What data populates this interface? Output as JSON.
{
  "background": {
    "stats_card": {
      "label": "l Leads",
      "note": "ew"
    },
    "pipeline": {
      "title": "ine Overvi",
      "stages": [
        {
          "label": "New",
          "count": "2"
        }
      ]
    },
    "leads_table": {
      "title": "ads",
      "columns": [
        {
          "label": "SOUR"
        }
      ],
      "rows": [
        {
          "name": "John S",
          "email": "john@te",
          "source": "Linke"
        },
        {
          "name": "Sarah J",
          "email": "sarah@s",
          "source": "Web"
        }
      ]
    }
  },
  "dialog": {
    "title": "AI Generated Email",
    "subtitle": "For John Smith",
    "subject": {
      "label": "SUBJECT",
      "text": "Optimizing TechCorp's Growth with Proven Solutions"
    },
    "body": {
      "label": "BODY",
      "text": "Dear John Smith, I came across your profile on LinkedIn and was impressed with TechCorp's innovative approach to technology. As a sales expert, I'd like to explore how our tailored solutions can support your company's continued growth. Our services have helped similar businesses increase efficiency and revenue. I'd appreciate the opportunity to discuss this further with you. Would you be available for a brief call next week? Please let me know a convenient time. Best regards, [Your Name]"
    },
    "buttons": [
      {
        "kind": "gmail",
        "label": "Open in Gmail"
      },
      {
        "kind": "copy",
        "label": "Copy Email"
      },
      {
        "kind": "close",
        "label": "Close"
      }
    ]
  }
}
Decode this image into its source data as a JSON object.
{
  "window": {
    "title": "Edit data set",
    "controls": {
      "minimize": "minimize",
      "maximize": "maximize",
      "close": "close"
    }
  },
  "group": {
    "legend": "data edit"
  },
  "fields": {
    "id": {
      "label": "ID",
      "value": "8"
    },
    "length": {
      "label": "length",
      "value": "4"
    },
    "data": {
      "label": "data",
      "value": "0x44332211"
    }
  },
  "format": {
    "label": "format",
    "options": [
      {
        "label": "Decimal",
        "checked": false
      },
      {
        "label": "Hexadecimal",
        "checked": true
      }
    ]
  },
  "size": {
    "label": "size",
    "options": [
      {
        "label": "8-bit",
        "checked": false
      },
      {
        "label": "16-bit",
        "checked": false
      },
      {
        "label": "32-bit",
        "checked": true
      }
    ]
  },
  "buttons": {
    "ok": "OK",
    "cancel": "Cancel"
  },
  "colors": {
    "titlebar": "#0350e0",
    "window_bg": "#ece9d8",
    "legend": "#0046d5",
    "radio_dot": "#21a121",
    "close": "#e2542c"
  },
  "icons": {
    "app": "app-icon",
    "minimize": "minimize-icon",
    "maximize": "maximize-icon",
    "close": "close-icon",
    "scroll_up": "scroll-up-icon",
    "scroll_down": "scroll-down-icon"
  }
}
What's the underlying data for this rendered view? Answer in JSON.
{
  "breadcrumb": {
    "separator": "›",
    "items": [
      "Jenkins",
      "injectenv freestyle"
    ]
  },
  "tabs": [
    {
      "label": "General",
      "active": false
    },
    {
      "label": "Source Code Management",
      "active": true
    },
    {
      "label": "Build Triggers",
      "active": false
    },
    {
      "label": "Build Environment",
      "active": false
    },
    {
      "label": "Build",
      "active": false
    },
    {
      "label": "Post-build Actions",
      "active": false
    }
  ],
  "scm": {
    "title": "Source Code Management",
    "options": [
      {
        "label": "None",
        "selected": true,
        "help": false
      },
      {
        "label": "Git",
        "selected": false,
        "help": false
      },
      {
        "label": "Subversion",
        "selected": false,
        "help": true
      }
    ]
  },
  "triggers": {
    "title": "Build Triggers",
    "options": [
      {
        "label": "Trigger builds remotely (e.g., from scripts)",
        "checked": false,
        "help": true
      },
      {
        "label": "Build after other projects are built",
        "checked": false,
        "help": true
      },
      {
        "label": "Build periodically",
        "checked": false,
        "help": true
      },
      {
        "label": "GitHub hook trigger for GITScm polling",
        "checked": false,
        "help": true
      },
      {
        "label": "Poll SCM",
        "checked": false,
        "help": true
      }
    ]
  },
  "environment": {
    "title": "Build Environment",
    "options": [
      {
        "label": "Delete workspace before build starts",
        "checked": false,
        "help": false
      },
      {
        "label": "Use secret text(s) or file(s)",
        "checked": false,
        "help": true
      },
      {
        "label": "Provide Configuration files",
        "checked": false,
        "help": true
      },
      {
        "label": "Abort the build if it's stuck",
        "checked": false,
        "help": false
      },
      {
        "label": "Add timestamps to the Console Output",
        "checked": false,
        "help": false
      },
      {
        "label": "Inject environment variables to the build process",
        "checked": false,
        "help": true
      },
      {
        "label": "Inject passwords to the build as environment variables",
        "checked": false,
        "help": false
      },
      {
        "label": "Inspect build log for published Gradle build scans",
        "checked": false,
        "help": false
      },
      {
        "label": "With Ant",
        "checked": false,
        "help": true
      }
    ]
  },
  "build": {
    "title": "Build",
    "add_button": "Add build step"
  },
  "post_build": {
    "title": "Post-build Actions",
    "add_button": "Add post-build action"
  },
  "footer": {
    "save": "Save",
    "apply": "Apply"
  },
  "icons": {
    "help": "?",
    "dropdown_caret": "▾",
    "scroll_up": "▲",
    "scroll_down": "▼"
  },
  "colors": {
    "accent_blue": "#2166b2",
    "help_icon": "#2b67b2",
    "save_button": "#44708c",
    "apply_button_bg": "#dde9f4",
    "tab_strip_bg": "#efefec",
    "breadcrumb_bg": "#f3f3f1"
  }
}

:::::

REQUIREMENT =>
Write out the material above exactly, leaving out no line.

ANSWER AREA =>
What data populates this interface? Output as JSON.
{
  "background": {
    "stats_card": {
      "label": "l Leads",
      "note": "ew"
    },
    "pipeline": {
      "title": "ine Overvi",
      "stages": [
        {
          "label": "New",
          "count": "2"
        }
      ]
    },
    "leads_table": {
      "title": "ads",
      "columns": [
        {
          "label": "SOUR"
        }
      ],
      "rows": [
        {
          "name": "John S",
          "email": "john@te",
          "source": "Linke"
        },
        {
          "name": "Sarah J",
          "email": "sarah@s",
          "source": "Web"
        }
      ]
    }
  },
  "dialog": {
    "title": "AI Generated Email",
    "subtitle": "For John Smith",
    "subject": {
      "label": "SUBJECT",
      "text": "Optimizing TechCorp's Growth with Proven Solutions"
    },
    "body": {
      "label": "BODY",
      "text": "Dear John Smith, I came across your profile on LinkedIn and was impressed with TechCorp's innovative approach to technology. As a sales expert, I'd like to explore how our tailored solutions can support your company's continued growth. Our services have helped similar businesses increase efficiency and revenue. I'd appreciate the opportunity to discuss this further with you. Would you be available for a brief call next week? Please let me know a convenient time. Best regards, [Your Name]"
    },
    "buttons": [
      {
        "kind": "gmail",
        "label": "Open in Gmail"
      },
      {
        "kind": "copy",
        "label": "Copy Email"
      },
      {
        "kind": "close",
        "label": "Close"
      }
    ]
  }
}
Decode this image into its source data as a JSON object.
{
  "window": {
    "title": "Edit data set",
    "controls": {
      "minimize": "minimize",
      "maximize": "maximize",
      "close": "close"
    }
  },
  "group": {
    "legend": "data edit"
  },
  "fields": {
    "id": {
      "label": "ID",
      "value": "8"
    },
    "length": {
      "label": "length",
      "value": "4"
    },
    "data": {
      "label": "data",
      "value": "0x44332211"
    }
  },
  "format": {
    "label": "format",
    "options": [
      {
        "label": "Decimal",
        "checked": false
      },
      {
        "label": "Hexadecimal",
        "checked": true
      }
    ]
  },
  "size": {
    "label": "size",
    "options": [
      {
        "label": "8-bit",
        "checked": false
      },
      {
        "label": "16-bit",
        "checked": false
      },
      {
        "label": "32-bit",
        "checked": true
      }
    ]
  },
  "buttons": {
    "ok": "OK",
    "cancel": "Cancel"
  },
  "colors": {
    "titlebar": "#0350e0",
    "window_bg": "#ece9d8",
    "legend": "#0046d5",
    "radio_dot": "#21a121",
    "close": "#e2542c"
  },
  "icons": {
    "app": "app-icon",
    "minimize": "minimize-icon",
    "maximize": "maximize-icon",
    "close": "close-icon",
    "scroll_up": "scroll-up-icon",
    "scroll_down": "scroll-down-icon"
  }
}
What's the underlying data for this rendered view? Answer in JSON.
{
  "breadcrumb": {
    "separator": "›",
    "items": [
      "Jenkins",
      "injectenv freestyle"
    ]
  },
  "tabs": [
    {
      "label": "General",
      "active": false
    },
    {
      "label": "Source Code Management",
      "active": true
    },
    {
      "label": "Build Triggers",
      "active": false
    },
    {
      "label": "Build Environment",
      "active": false
    },
    {
      "label": "Build",
      "active": false
    },
    {
      "label": "Post-build Actions",
      "active": false
    }
  ],
  "scm": {
    "title": "Source Code Management",
    "options": [
      {
        "label": "None",
        "selected": true,
        "help": false
      },
      {
        "label": "Git",
        "selected": false,
        "help": false
      },
      {
        "label": "Subversion",
        "selected": false,
        "help": true
      }
    ]
  },
  "triggers": {
    "title": "Build Triggers",
    "options": [
      {
        "label": "Trigger builds remotely (e.g., from scripts)",
        "checked": false,
        "help": true
      },
      {
        "label": "Build after other projects are built",
        "checked": false,
        "help": true
      },
      {
        "label": "Build periodically",
        "checked": false,
        "help": true
      },
      {
        "label": "GitHub hook trigger for GITScm polling",
        "checked": false,
        "help": true
      },
      {
        "label": "Poll SCM",
        "checked": false,
        "help": true
      }
    ]
  },
  "environment": {
    "title": "Build Environment",
    "options": [
      {
        "label": "Delete workspace before build starts",
        "checked": false,
        "help": false
      },
      {
        "label": "Use secret text(s) or file(s)",
        "checked": false,
        "help": true
      },
      {
        "label": "Provide Configuration files",
        "checked": false,
        "help": true
      },
      {
        "label": "Abort the build if it's stuck",
        "checked": false,
        "help": false
      },
      {
        "label": "Add timestamps to the Console Output",
        "checked": false,
        "help": false
      },
      {
        "label": "Inject environment variables to the build process",
        "checked": false,
        "help": true
      },
      {
        "label": "Inject passwords to the build as environment variables",
        "checked": false,
        "help": false
      },
      {
        "label": "Inspect build log for published Gradle build scans",
        "checked": false,
        "help": false
      },
      {
        "label": "With Ant",
        "checked": false,
        "help": true
      }
    ]
  },
  "build": {
    "title": "Build",
    "add_button": "Add build step"
  },
  "post_build": {
    "title": "Post-build Actions",
    "add_button": "Add post-build action"
  },
  "footer": {
    "save": "Save",
    "apply": "Apply"
  },
  "icons": {
    "help": "?",
    "dropdown_caret": "▾",
    "scroll_up": "▲",
    "scroll_down": "▼"
  },
  "colors": {
    "accent_blue": "#2166b2",
    "help_icon": "#2b67b2",
    "save_button": "#44708c",
    "apply_button_bg": "#dde9f4",
    "tab_strip_bg": "#efefec",
    "breadcrumb_bg": "#f3f3f1"
  }
}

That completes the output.